(Collection entries)

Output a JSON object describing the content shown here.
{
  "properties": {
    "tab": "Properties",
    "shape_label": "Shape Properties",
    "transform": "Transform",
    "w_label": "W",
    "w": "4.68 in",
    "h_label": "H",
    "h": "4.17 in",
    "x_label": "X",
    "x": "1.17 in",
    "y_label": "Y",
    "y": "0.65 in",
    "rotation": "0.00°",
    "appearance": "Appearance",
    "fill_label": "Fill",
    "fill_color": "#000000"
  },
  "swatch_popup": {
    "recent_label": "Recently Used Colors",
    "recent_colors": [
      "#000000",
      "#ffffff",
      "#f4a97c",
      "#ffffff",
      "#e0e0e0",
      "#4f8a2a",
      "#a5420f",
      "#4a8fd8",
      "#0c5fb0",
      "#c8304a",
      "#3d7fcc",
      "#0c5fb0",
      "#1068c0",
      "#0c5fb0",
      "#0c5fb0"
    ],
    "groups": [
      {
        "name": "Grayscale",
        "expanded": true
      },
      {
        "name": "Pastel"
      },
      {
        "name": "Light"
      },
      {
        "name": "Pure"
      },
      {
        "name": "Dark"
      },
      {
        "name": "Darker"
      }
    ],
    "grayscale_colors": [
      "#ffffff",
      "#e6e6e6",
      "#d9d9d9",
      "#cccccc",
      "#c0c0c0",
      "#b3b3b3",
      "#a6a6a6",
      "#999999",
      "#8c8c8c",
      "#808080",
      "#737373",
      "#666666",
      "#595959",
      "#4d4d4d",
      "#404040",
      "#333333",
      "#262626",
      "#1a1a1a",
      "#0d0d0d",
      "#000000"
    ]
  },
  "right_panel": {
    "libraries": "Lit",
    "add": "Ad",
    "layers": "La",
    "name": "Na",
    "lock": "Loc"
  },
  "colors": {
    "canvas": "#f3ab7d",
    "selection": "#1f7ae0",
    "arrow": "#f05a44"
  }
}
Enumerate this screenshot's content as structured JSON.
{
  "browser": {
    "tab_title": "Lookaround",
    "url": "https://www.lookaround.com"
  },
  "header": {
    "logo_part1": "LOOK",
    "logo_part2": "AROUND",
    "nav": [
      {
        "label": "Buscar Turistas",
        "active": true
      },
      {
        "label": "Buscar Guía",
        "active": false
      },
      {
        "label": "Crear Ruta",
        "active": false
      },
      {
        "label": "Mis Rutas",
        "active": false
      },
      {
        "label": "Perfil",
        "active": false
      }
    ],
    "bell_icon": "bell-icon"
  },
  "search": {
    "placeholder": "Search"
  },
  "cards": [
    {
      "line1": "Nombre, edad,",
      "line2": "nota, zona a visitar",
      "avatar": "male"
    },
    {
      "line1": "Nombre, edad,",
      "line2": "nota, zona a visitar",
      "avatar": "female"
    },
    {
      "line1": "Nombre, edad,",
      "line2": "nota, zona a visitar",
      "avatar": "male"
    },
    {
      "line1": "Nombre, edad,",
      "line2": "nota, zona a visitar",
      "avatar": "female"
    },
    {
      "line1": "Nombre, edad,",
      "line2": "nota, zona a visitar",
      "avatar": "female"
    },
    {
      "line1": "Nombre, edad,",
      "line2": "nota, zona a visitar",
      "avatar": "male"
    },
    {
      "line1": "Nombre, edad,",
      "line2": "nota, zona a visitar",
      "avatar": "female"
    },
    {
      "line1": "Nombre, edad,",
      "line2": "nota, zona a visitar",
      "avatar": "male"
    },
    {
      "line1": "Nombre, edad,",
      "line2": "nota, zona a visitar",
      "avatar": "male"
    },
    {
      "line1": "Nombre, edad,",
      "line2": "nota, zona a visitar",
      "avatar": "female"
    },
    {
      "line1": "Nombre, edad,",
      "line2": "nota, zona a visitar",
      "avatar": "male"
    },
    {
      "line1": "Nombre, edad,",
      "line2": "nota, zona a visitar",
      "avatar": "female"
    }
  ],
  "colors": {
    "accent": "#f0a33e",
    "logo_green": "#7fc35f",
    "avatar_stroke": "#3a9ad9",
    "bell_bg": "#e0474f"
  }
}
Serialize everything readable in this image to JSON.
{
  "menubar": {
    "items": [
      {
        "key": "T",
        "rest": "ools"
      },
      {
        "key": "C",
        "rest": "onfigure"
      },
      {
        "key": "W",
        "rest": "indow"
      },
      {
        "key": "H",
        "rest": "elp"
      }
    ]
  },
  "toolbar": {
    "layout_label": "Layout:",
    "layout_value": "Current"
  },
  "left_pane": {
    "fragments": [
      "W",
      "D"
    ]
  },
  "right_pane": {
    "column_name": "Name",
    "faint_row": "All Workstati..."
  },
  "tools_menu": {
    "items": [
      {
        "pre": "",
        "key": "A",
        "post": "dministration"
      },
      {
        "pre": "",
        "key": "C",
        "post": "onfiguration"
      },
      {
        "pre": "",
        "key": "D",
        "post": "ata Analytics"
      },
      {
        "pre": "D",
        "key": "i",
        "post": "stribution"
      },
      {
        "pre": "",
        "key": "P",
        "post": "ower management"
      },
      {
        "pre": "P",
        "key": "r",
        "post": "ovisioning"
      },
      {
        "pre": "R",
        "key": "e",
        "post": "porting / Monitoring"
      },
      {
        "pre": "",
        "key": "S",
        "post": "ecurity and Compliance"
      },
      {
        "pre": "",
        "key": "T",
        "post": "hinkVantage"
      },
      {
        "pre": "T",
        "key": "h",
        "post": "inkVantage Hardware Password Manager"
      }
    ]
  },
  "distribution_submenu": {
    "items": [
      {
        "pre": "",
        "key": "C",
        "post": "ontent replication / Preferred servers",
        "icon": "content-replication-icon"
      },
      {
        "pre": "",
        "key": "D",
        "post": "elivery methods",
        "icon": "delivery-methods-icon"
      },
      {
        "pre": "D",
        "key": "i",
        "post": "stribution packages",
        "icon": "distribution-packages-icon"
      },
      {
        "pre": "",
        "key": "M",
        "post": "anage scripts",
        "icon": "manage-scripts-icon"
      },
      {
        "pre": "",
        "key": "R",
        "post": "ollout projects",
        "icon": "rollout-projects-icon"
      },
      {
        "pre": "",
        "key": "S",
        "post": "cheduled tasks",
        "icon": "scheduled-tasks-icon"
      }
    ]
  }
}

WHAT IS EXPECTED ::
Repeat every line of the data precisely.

WRITTEN REPLY ::
Output a JSON object describing the content shown here.
{
  "properties": {
    "tab": "Properties",
    "shape_label": "Shape Properties",
    "transform": "Transform",
    "w_label": "W",
    "w": "4.68 in",
    "h_label": "H",
    "h": "4.17 in",
    "x_label": "X",
    "x": "1.17 in",
    "y_label": "Y",
    "y": "0.65 in",
    "rotation": "0.00°",
    "appearance": "Appearance",
    "fill_label": "Fill",
    "fill_color": "#000000"
  },
  "swatch_popup": {
    "recent_label": "Recently Used Colors",
    "recent_colors": [
      "#000000",
      "#ffffff",
      "#f4a97c",
      "#ffffff",
      "#e0e0e0",
      "#4f8a2a",
      "#a5420f",
      "#4a8fd8",
      "#0c5fb0",
      "#c8304a",
      "#3d7fcc",
      "#0c5fb0",
      "#1068c0",
      "#0c5fb0",
      "#0c5fb0"
    ],
    "groups": [
      {
        "name": "Grayscale",
        "expanded": true
      },
      {
        "name": "Pastel"
      },
      {
        "name": "Light"
      },
      {
        "name": "Pure"
      },
      {
        "name": "Dark"
      },
      {
        "name": "Darker"
      }
    ],
    "grayscale_colors": [
      "#ffffff",
      "#e6e6e6",
      "#d9d9d9",
      "#cccccc",
      "#c0c0c0",
      "#b3b3b3",
      "#a6a6a6",
      "#999999",
      "#8c8c8c",
      "#808080",
      "#737373",
      "#666666",
      "#595959",
      "#4d4d4d",
      "#404040",
      "#333333",
      "#262626",
      "#1a1a1a",
      "#0d0d0d",
      "#000000"
    ]
  },
  "right_panel": {
    "libraries": "Lit",
    "add": "Ad",
    "layers": "La",
    "name": "Na",
    "lock": "Loc"
  },
  "colors": {
    "canvas": "#f3ab7d",
    "selection": "#1f7ae0",
    "arrow": "#f05a44"
  }
}
Enumerate this screenshot's content as structured JSON.
{
  "browser": {
    "tab_title": "Lookaround",
    "url": "https://www.lookaround.com"
  },
  "header": {
    "logo_part1": "LOOK",
    "logo_part2": "AROUND",
    "nav": [
      {
        "label": "Buscar Turistas",
        "active": true
      },
      {
        "label": "Buscar Guía",
        "active": false
      },
      {
        "label": "Crear Ruta",
        "active": false
      },
      {
        "label": "Mis Rutas",
        "active": false
      },
      {
        "label": "Perfil",
        "active": false
      }
    ],
    "bell_icon": "bell-icon"
  },
  "search": {
    "placeholder": "Search"
  },
  "cards": [
    {
      "line1": "Nombre, edad,",
      "line2": "nota, zona a visitar",
      "avatar": "male"
    },
    {
      "line1": "Nombre, edad,",
      "line2": "nota, zona a visitar",
      "avatar": "female"
    },
    {
      "line1": "Nombre, edad,",
      "line2": "nota, zona a visitar",
      "avatar": "male"
    },
    {
      "line1": "Nombre, edad,",
      "line2": "nota, zona a visitar",
      "avatar": "female"
    },
    {
      "line1": "Nombre, edad,",
      "line2": "nota, zona a visitar",
      "avatar": "female"
    },
    {
      "line1": "Nombre, edad,",
      "line2": "nota, zona a visitar",
      "avatar": "male"
    },
    {
      "line1": "Nombre, edad,",
      "line2": "nota, zona a visitar",
      "avatar": "female"
    },
    {
      "line1": "Nombre, edad,",
      "line2": "nota, zona a visitar",
      "avatar": "male"
    },
    {
      "line1": "Nombre, edad,",
      "line2": "nota, zona a visitar",
      "avatar": "male"
    },
    {
      "line1": "Nombre, edad,",
      "line2": "nota, zona a visitar",
      "avatar": "female"
    },
    {
      "line1": "Nombre, edad,",
      "line2": "nota, zona a visitar",
      "avatar": "male"
    },
    {
      "line1": "Nombre, edad,",
      "line2": "nota, zona a visitar",
      "avatar": "female"
    }
  ],
  "colors": {
    "accent": "#f0a33e",
    "logo_green": "#7fc35f",
    "avatar_stroke": "#3a9ad9",
    "bell_bg": "#e0474f"
  }
}
Serialize everything readable in this image to JSON.
{
  "menubar": {
    "items": [
      {
        "key": "T",
        "rest": "ools"
      },
      {
        "key": "C",
        "rest": "onfigure"
      },
      {
        "key": "W",
        "rest": "indow"
      },
      {
        "key": "H",
        "rest": "elp"
      }
    ]
  },
  "toolbar": {
    "layout_label": "Layout:",
    "layout_value": "Current"
  },
  "left_pane": {
    "fragments": [
      "W",
      "D"
    ]
  },
  "right_pane": {
    "column_name": "Name",
    "faint_row": "All Workstati..."
  },
  "tools_menu": {
    "items": [
      {
        "pre": "",
        "key": "A",
        "post": "dministration"
      },
      {
        "pre": "",
        "key": "C",
        "post": "onfiguration"
      },
      {
        "pre": "",
        "key": "D",
        "post": "ata Analytics"
      },
      {
        "pre": "D",
        "key": "i",
        "post": "stribution"
      },
      {
        "pre": "",
        "key": "P",
        "post": "ower management"
      },
      {
        "pre": "P",
        "key": "r",
        "post": "ovisioning"
      },
      {
        "pre": "R",
        "key": "e",
        "post": "porting / Monitoring"
      },
      {
        "pre": "",
        "key": "S",
        "post": "ecurity and Compliance"
      },
      {
        "pre": "",
        "key": "T",
        "post": "hinkVantage"
      },
      {
        "pre": "T",
        "key": "h",
        "post": "inkVantage Hardware Password Manager"
      }
    ]
  },
  "distribution_submenu": {
    "items": [
      {
        "pre": "",
        "key": "C",
        "post": "ontent replication / Preferred servers",
        "icon": "content-replication-icon"
      },
      {
        "pre": "",
        "key": "D",
        "post": "elivery methods",
        "icon": "delivery-methods-icon"
      },
      {
        "pre": "D",
        "key": "i",
        "post": "stribution packages",
        "icon": "distribution-packages-icon"
      },
      {
        "pre": "",
        "key": "M",
        "post": "anage scripts",
        "icon": "manage-scripts-icon"
      },
      {
        "pre": "",
        "key": "R",
        "post": "ollout projects",
        "icon": "rollout-projects-icon"
      },
      {
        "pre": "",
        "key": "S",
        "post": "cheduled tasks",
        "icon": "scheduled-tasks-icon"
      }
    ]
  }
}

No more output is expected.